START DATA EXTRACTS

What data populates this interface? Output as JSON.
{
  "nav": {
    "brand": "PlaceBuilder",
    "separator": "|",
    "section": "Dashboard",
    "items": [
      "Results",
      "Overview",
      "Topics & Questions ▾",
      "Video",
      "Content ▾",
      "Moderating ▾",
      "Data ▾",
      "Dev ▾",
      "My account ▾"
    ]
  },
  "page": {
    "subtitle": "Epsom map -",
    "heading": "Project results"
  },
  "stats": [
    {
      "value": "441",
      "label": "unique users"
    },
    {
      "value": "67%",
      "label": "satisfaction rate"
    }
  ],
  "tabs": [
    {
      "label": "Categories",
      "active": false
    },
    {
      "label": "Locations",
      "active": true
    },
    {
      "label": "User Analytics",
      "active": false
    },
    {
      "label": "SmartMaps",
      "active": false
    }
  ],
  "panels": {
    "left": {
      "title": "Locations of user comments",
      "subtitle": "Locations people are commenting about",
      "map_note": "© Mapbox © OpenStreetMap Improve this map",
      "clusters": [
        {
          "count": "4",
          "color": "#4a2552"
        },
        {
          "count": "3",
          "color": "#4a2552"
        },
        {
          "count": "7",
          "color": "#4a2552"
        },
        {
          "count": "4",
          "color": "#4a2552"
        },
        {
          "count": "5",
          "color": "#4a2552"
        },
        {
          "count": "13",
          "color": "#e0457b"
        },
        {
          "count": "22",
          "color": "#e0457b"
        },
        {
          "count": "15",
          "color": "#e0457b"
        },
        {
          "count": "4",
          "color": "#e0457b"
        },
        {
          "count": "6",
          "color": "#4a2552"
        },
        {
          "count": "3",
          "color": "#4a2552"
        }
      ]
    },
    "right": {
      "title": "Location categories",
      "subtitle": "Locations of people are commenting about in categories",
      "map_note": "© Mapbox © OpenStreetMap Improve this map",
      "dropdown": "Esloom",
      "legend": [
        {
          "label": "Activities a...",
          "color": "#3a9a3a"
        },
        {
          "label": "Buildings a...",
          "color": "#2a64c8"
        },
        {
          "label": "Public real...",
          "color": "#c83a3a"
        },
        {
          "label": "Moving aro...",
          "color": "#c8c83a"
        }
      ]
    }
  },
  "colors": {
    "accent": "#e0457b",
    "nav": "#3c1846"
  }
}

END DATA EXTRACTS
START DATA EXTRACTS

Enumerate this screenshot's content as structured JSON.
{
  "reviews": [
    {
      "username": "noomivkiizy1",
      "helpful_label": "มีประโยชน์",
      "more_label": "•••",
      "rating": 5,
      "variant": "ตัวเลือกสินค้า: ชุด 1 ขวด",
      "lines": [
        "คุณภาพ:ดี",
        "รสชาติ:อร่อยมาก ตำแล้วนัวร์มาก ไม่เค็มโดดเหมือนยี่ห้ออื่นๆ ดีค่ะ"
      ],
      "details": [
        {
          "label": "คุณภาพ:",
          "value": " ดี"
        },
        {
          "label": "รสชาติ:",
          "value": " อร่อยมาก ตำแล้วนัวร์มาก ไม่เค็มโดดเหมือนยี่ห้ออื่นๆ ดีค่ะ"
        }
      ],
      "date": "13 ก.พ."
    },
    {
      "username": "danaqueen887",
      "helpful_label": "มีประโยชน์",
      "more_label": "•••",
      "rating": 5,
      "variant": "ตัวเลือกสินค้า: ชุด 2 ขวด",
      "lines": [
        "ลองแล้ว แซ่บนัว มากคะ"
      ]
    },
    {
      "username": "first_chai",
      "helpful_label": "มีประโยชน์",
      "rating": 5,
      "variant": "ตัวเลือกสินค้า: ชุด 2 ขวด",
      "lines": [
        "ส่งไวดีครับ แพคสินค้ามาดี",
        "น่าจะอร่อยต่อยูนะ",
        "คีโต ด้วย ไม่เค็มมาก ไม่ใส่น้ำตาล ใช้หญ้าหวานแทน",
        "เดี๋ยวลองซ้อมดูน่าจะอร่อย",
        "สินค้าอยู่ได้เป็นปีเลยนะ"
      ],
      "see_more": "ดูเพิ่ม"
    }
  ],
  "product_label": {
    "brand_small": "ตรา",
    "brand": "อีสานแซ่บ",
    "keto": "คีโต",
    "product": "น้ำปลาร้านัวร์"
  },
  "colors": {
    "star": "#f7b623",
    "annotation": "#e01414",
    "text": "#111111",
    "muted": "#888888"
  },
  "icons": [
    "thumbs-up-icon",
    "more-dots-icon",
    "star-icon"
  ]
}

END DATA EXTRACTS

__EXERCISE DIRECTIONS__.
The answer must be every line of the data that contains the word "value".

__SOLUTION TO THE PROBLEM__.
      "value": "441",
      "value": "67%",
          "value": " ดี"
          "value": " อร่อยมาก ตำแล้วนัวร์มาก ไม่เค็มโดดเหมือนยี่ห้ออื่นๆ ดีค่ะ"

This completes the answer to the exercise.